Experts have labeled the apps as a form of spyware (Credits: Reuters)
A French regulator has warned football fans travelling to Qatar for the World Cup to use burner phones to be safe from state authorities.
The fans have been told to avoid naughty pictures and scrub their phone that might violate the Gulf state’s strict morality laws, as reported by POLITICO.
France’s data protection authority (CNIL) has listed the threat of snooping posed by Qatar’s World Cup apps.
‘Ideally, travel with a blank smartphone … or an old phone that has been reset,’ a spokesperson for CNIL told POLITICO.
‘Special care should be taken with photos, videos, or digital works that could place you in difficulty with respect to the legislation of the country visited,’
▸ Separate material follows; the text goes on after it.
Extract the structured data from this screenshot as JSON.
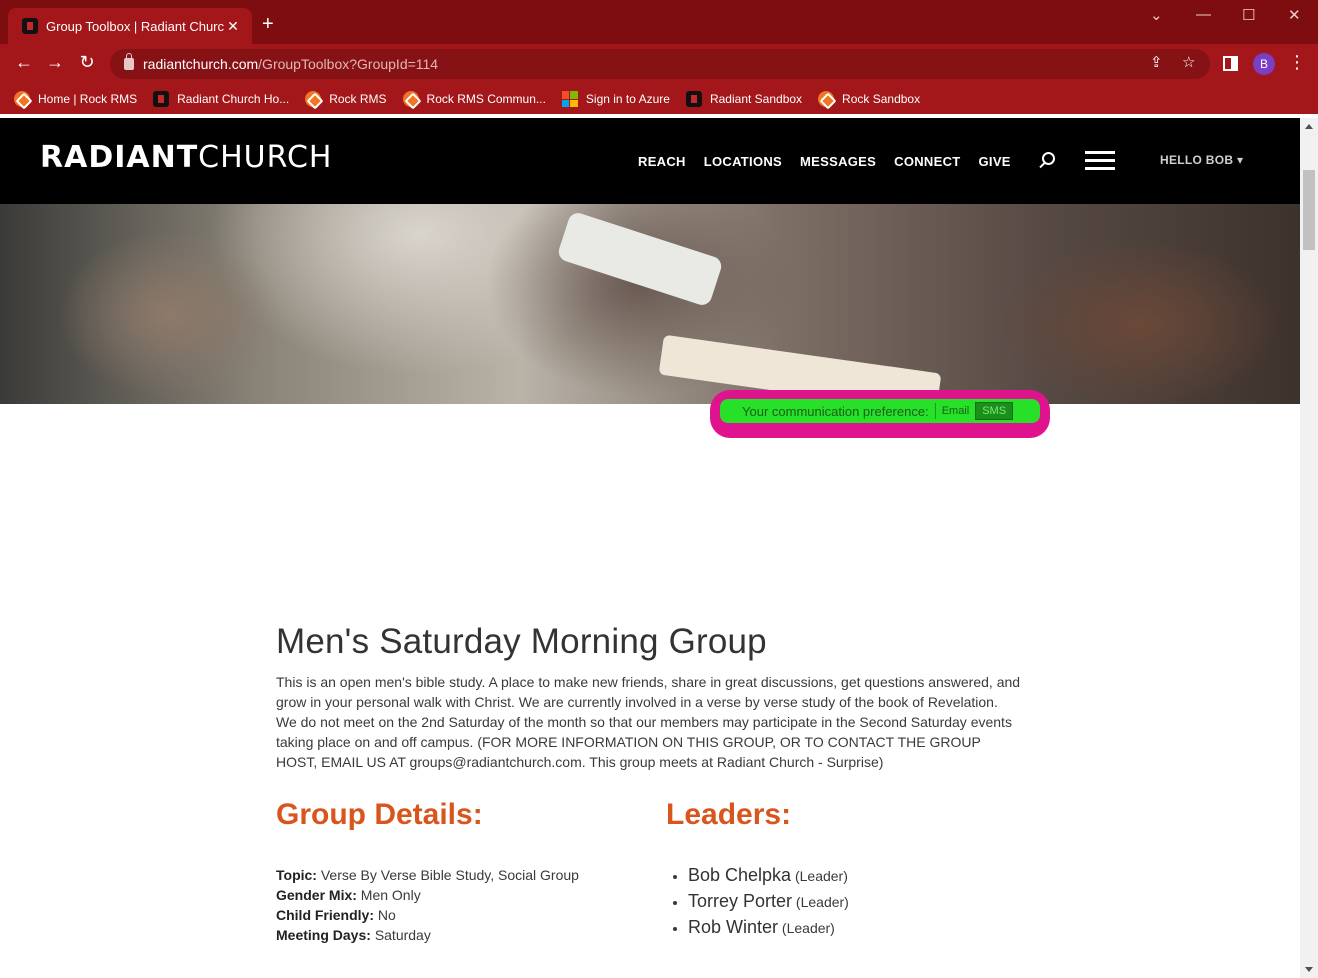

The British government has advised fans thinking of flying out to follow the Three Lions (Picture: Getty)
Qatar is expecting more than a million visitors during the month-long tournament, with the peak number expected between November 24 and 28, during the busy group stage.
Foreigners visiting the country are required to download two mobile applications — the official World Cup app Hayya and the Covid-tracking app Ehteraz.
Experts believe that the apps would provide Qatari authorities access to user data as well as the ability to read, delete or change content and even to make direct calls.
For football fans who don’t have a blank phone, France’s CNIL has recommended that travellers install the app just before departure and delete it as soon as they return to France.
They’re also encouraged to ‘limit online connection to services requiring authentication to the strict minimum,’ keep their smartphone with them at all times and have a strong password.
Qatar is expecting more than a million visitors during the month-long tournament (Picture: Reuters)
Concerns over the Qatari apps are shared by other European regulators like Norway and Germany.
The German foreign ministry is reportedly looking into both apps while the Norwegian broadcaster’s head of security said they would not recommend bringing your mobile phone on a visit to Qatar.
The British government has advised fans thinking of flying out to follow the Three Lions that ‘Qatari laws and customs are very different to those in the UK’.
It adds: ‘There may be serious penalties for doing something that is not an offence in the UK. The availability of alcohol, and associated laws, will be different to previous tournaments.’
This is not the first time foreign apps have been viewed with suspicion. Earlier this year, the National Olympic Committees in some Western countries advised their athletes to leave personal devices at home or use temporary phones due to cybersecurity concerns at the Winter Games in Beijing.